Work item: Whenever a line of the data below holds the string "회원가입", copy that line.

Material shown:
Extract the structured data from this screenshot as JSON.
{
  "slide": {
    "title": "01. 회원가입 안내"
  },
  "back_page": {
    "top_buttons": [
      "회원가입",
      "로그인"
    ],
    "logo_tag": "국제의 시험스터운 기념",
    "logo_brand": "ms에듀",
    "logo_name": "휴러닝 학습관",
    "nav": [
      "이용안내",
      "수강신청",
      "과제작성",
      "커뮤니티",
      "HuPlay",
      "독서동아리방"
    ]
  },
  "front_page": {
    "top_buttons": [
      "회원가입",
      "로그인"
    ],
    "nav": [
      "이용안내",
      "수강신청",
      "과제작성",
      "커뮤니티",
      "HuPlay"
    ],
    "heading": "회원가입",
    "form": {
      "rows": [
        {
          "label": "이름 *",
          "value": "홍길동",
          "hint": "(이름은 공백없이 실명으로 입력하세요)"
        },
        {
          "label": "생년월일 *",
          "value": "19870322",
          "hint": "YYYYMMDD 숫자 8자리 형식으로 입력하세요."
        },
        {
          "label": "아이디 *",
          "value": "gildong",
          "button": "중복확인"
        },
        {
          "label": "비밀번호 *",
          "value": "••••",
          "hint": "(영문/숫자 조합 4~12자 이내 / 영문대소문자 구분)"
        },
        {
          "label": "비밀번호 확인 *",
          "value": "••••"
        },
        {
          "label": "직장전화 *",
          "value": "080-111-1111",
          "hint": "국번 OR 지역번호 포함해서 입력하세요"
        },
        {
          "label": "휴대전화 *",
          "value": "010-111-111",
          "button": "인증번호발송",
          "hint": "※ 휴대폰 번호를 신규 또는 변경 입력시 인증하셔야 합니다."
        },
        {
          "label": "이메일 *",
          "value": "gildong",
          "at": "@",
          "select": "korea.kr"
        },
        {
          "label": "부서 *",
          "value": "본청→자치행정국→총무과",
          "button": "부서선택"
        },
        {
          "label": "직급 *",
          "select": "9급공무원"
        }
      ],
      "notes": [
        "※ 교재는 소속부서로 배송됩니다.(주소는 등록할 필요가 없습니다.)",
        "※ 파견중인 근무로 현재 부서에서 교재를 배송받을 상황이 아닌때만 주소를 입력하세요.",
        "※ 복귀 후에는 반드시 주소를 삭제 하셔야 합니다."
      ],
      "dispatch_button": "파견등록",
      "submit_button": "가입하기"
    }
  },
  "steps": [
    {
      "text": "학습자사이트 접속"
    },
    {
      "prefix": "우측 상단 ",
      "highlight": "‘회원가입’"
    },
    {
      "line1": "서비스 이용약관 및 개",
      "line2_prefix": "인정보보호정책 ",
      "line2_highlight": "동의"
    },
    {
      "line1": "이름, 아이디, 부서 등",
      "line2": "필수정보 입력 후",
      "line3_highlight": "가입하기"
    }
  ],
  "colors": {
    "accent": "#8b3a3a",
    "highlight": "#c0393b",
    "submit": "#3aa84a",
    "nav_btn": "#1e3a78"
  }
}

Solution for this task:
    "title": "01. 회원가입 안내"
      "회원가입",
      "회원가입",
    "heading": "회원가입",
      "highlight": "‘회원가입’"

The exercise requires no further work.